Associated person disclosures and attestations are not a “one size fits all” list of documents. The purpose of disclosures and attestations is to educate your employees on the expectations of the firm based on firm procedure and regulatory mandates. Another important purpose is to give representatives a chance to know relevant updates and changes that may require pre-approval and/or added compliance responsibilities.
As firms continue executing work from home policies, they should consider crucial factors related to potential challenges and changes needed to their communications surveillance program. As more employees are working on personal devices, spending more time on social media, and conducting business in this new reality, regulations on building a compliant communications program are even more important now.
[Continued from Communications with the Public – Part I]
Investment Analysis Tools
Pursuant to FINRA Rules 2210(c)(3)(C) and 2214(a), firms that intend to offer an investment analysis tool must file templates for written reports produced by, or retail communications concerning, the tool, within 10 business days of first use. Rule 2214 also requires firms to provide FINRA with access to the tool itself, and provide customers with specific disclosures when firms communicate about the tool, use the tool or provide written reports generated by the tool.

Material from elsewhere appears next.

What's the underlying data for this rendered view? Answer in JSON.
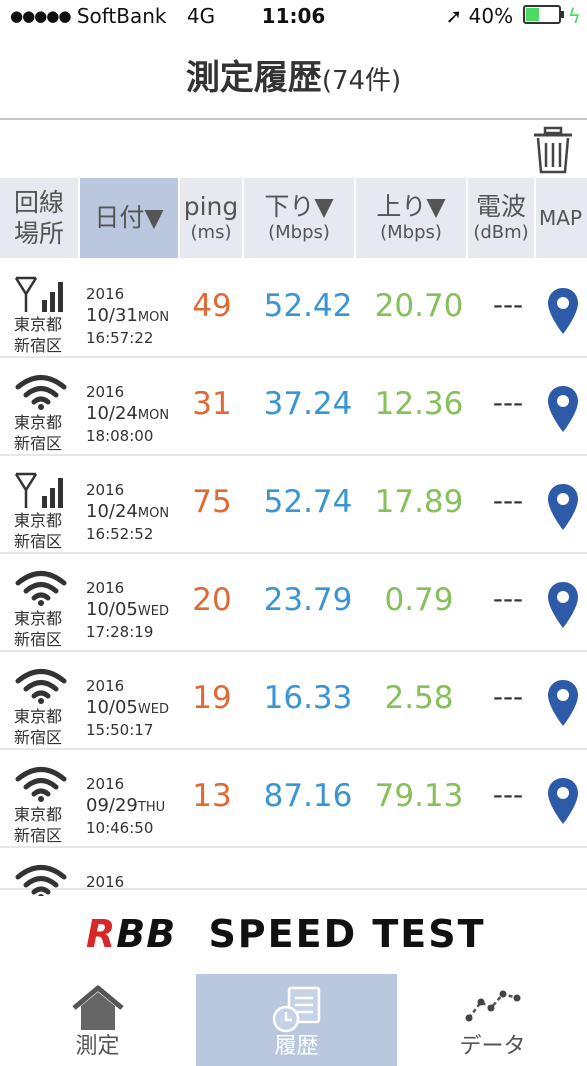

In April 2014, FINRA began a review of its communications with the public rules to assess their effectiveness and efficiency. FINRA later published a report concluding that, while the rules have met their intended investor protection objectives, they could benefit from some updating to better align the investor protection benefits and the economic impacts. To this end, the SEC recently approved amendments to certain FINRA rules governing communications with the public effective January 9, 2017. The amendments revise the filing requirements in FINRA Rule 2210 and FINRA Rule 2214 and the content and disclosure requirements in FINRA Rule 2213. Below is a summary of some of these changes.
The SEC recently approved amendments to FINRA Rule 2210 (Communications with the Public) which require broker-dealers to include a readily apparent reference and hyperlink to FINRA BrokerCheck on the initial web page viewed by retail investors, and any other web page that includes a professional profile of one or more registered persons who conduct business with retail investors. The rule amendments creating this new requirement were effective June 6, 2016. Read More…